[Collection entries]
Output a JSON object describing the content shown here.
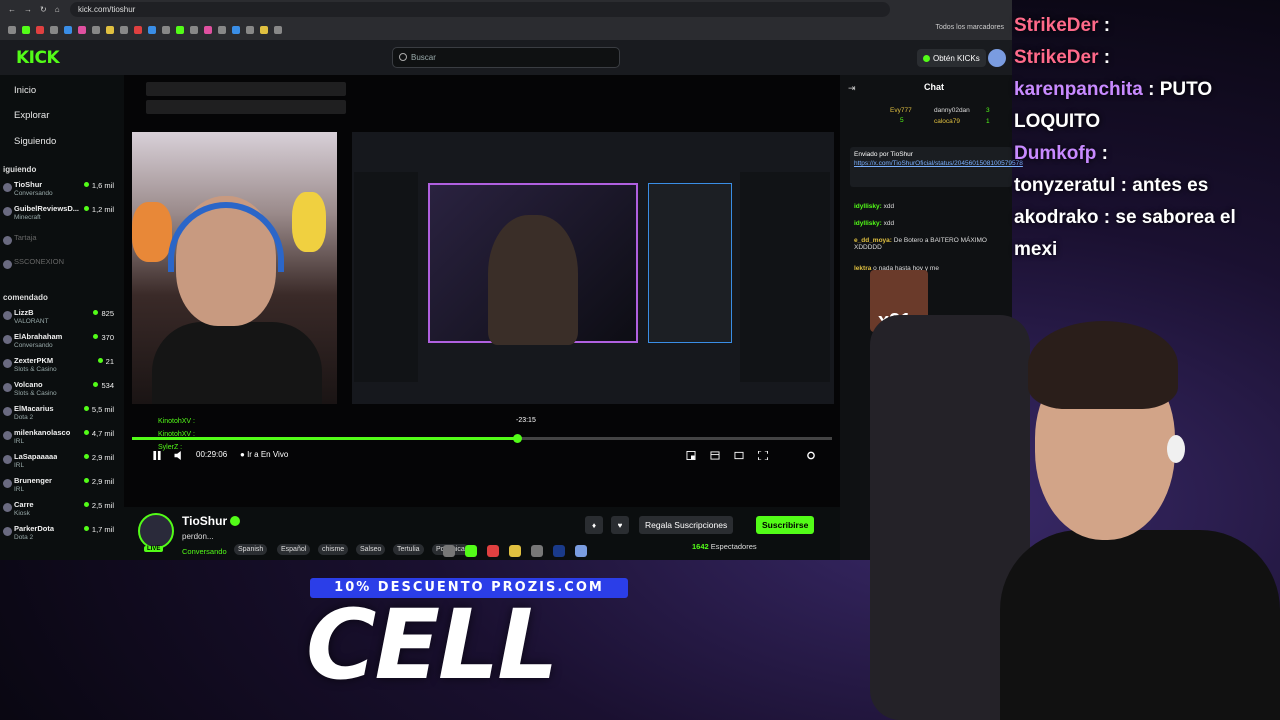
{
  "browser": {
    "url": "kick.com/tioshur",
    "bookmarks_folder": "Todos los marcadores"
  },
  "kick": {
    "search_placeholder": "Buscar",
    "kicks_button": "Obtén KICKs",
    "logo": "KICK",
    "nav": [
      "Inicio",
      "Explorar",
      "Siguiendo"
    ],
    "following_title": "iguiendo",
    "following": [
      {
        "name": "TioShur",
        "category": "Conversando",
        "viewers": "1,6 mil"
      },
      {
        "name": "GuibelReviewsD...",
        "category": "Minecraft",
        "viewers": "1,2 mil"
      },
      {
        "name": "Tartaja",
        "category": "",
        "viewers": ""
      },
      {
        "name": "SSCONEXION",
        "category": "",
        "viewers": ""
      }
    ],
    "recommended_title": "comendado",
    "recommended": [
      {
        "name": "LizzB",
        "category": "VALORANT",
        "viewers": "825"
      },
      {
        "name": "ElAbrahaham",
        "category": "Conversando",
        "viewers": "370"
      },
      {
        "name": "ZexterPKM",
        "category": "Slots & Casino",
        "viewers": "21"
      },
      {
        "name": "Volcano",
        "category": "Slots & Casino",
        "viewers": "534"
      },
      {
        "name": "ElMacarius",
        "category": "Dota 2",
        "viewers": "5,5 mil"
      },
      {
        "name": "milenkanolasco",
        "category": "IRL",
        "viewers": "4,7 mil"
      },
      {
        "name": "LaSapaaaaa",
        "category": "IRL",
        "viewers": "2,9 mil"
      },
      {
        "name": "Brunenger",
        "category": "IRL",
        "viewers": "2,9 mil"
      },
      {
        "name": "Carre",
        "category": "Kiosk",
        "viewers": "2,5 mil"
      },
      {
        "name": "ParkerDota",
        "category": "Dota 2",
        "viewers": "1,7 mil"
      }
    ],
    "player": {
      "overlay_names": [
        "KinotohXV :",
        "KinotohXV :",
        "SylerZ :"
      ],
      "hover_time": "-23:15",
      "time": "00:29:06",
      "live_link": "Ir a En Vivo",
      "progress": 0.55
    },
    "stream": {
      "streamer": "TioShur",
      "title": "perdon...",
      "category": "Conversando",
      "tags": [
        "Spanish",
        "Español",
        "chisme",
        "Salseo",
        "Tertulia",
        "Polémica"
      ],
      "gift_button": "Regala Suscripciones",
      "subscribe_button": "Suscribirse",
      "viewers": "1642",
      "viewers_label": "Espectadores",
      "live_badge": "LIVE"
    },
    "chat": {
      "title": "Chat",
      "top_gifters": [
        {
          "name": "Evy777",
          "count": "5"
        },
        {
          "name": "danny02dan",
          "count": "3"
        },
        {
          "name": "caloca79",
          "count": "1"
        }
      ],
      "pinned_by_label": "Enviado por",
      "pinned_by": "TioShur",
      "pinned_link": "https://x.com/TioShurOficial/status/2045601508100579578",
      "messages": [
        {
          "user": "idyllisky:",
          "text": "xdd"
        },
        {
          "user": "idyllisky:",
          "text": "xdd"
        },
        {
          "user": "e_dd_moya:",
          "text": "De Botero a BAITERO MÁXIMO XDDDDD"
        },
        {
          "user": "lektra",
          "text": "o nada hasta hoy y me"
        }
      ],
      "emote_text": "x21"
    }
  },
  "overlay_chat": [
    {
      "user": "StrikeDer",
      "text": ":"
    },
    {
      "user": "StrikeDer",
      "text": ":"
    },
    {
      "user": "karenpanchita",
      "text": ": PUTO LOQUITO"
    },
    {
      "user": "Dumkofp",
      "text": ":"
    },
    {
      "user": "tonyzeratul",
      "text": ": antes es"
    },
    {
      "user": "akodrako",
      "text": ": se saborea el mexi"
    }
  ],
  "promo": {
    "banner": "10% DESCUENTO PROZIS.COM",
    "big_text": "CELL"
  },
  "colors": {
    "kick_green": "#53fc18",
    "promo_blue": "#2b3ee8"
  }
}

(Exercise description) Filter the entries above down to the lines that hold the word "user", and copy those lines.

(Solution below)
          "user": "idyllisky:",
          "user": "idyllisky:",
          "user": "e_dd_moya:",
          "user": "lektra",
      "user": "StrikeDer",
      "user": "StrikeDer",
      "user": "karenpanchita",
      "user": "Dumkofp",
      "user": "tonyzeratul",
      "user": "akodrako",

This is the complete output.